David Michalek: Figure Studies
- Neil Cooper
- 20 September 2012
Slo-mo studies of every-day movement make imperfection blur into beauty
There’s something heroic about David Michalek’s three-screen sequel of sorts to his similarly-styled ‘Slow Dancing’ triptych of larger-than-life slo-mo studies of dancers in motion, first seen in 2007. Where in that piece five blink-and-you’ll-miss-em seconds were stretched out to ten minutes of extended play performed by professionals, the choreography applied here is to a more diverse array of long, short, tall and less whippet-like physiques.
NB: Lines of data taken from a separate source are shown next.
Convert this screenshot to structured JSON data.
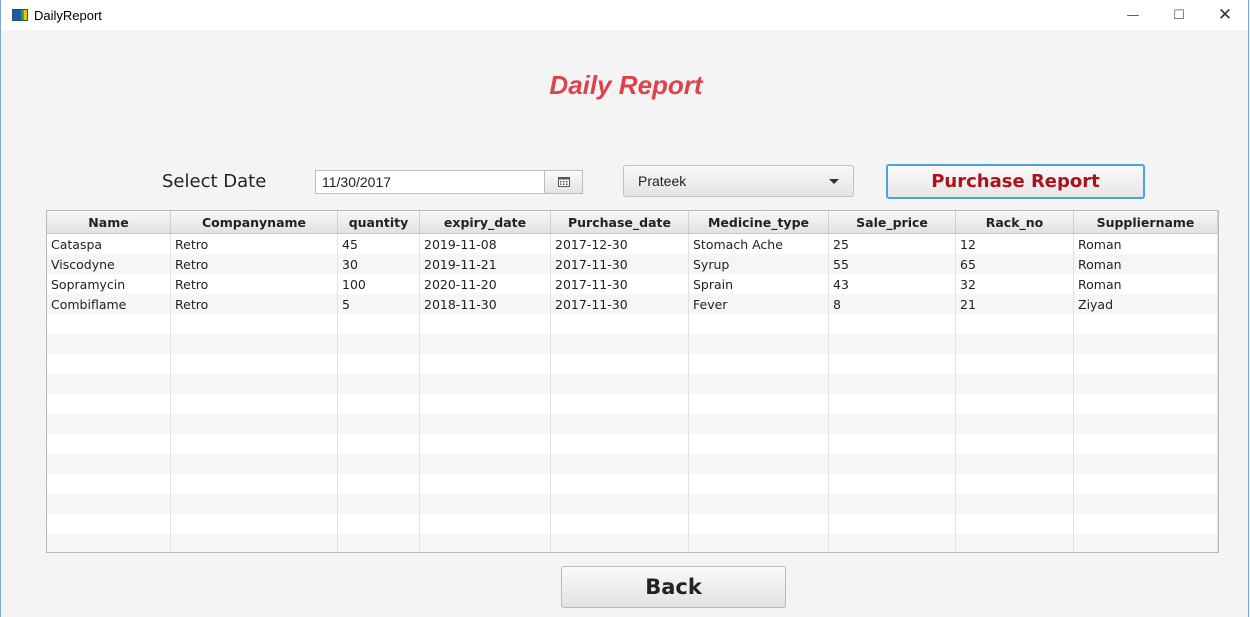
{
  "window": {
    "title": "DailyReport",
    "minimize": "—",
    "maximize": "☐",
    "close": "✕"
  },
  "heading": "Daily Report",
  "filters": {
    "date_label": "Select Date",
    "date_value": "11/30/2017",
    "supplier_selected": "Prateek",
    "purchase_button": "Purchase Report"
  },
  "table": {
    "columns": [
      "Name",
      "Companyname",
      "quantity",
      "expiry_date",
      "Purchase_date",
      "Medicine_type",
      "Sale_price",
      "Rack_no",
      "Suppliername"
    ],
    "rows": [
      [
        "Cataspa",
        "Retro",
        "45",
        "2019-11-08",
        "2017-12-30",
        "Stomach Ache",
        "25",
        "12",
        "Roman"
      ],
      [
        "Viscodyne",
        "Retro",
        "30",
        "2019-11-21",
        "2017-11-30",
        "Syrup",
        "55",
        "65",
        "Roman"
      ],
      [
        "Sopramycin",
        "Retro",
        "100",
        "2020-11-20",
        "2017-11-30",
        "Sprain",
        "43",
        "32",
        "Roman"
      ],
      [
        "Combiflame",
        "Retro",
        "5",
        "2018-11-30",
        "2017-11-30",
        "Fever",
        "8",
        "21",
        "Ziyad"
      ]
    ]
  },
  "back_button": "Back",
  "colors": {
    "heading": "#e0414d",
    "purchase_text": "#b0101a",
    "focus_border": "#4ba3d8"
  }
}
Seen largely naked, acting out routines of every-day movement, Michalek’s subjects – a woman with a double mastectomy, a bearded old man shifting bags of cement in his Y-fronts – become monumental pin-ups striking a pose, as every sinew and twitch is accentuated and buffed into shape.
As a conscious form of homage to and reinvention of cinematic and photographic techniques pioneered in the 19th century by Eadweard Muybridge, Michalek’s film may look as glossy as a coffee-table magazine spread made flesh. As each figure blurs into the next, however, there’s a strength beyond the seductively hypnotic display, as imperfection blurs into beauty en route.
Summerhall, Edinburgh, until Thu 27 Sep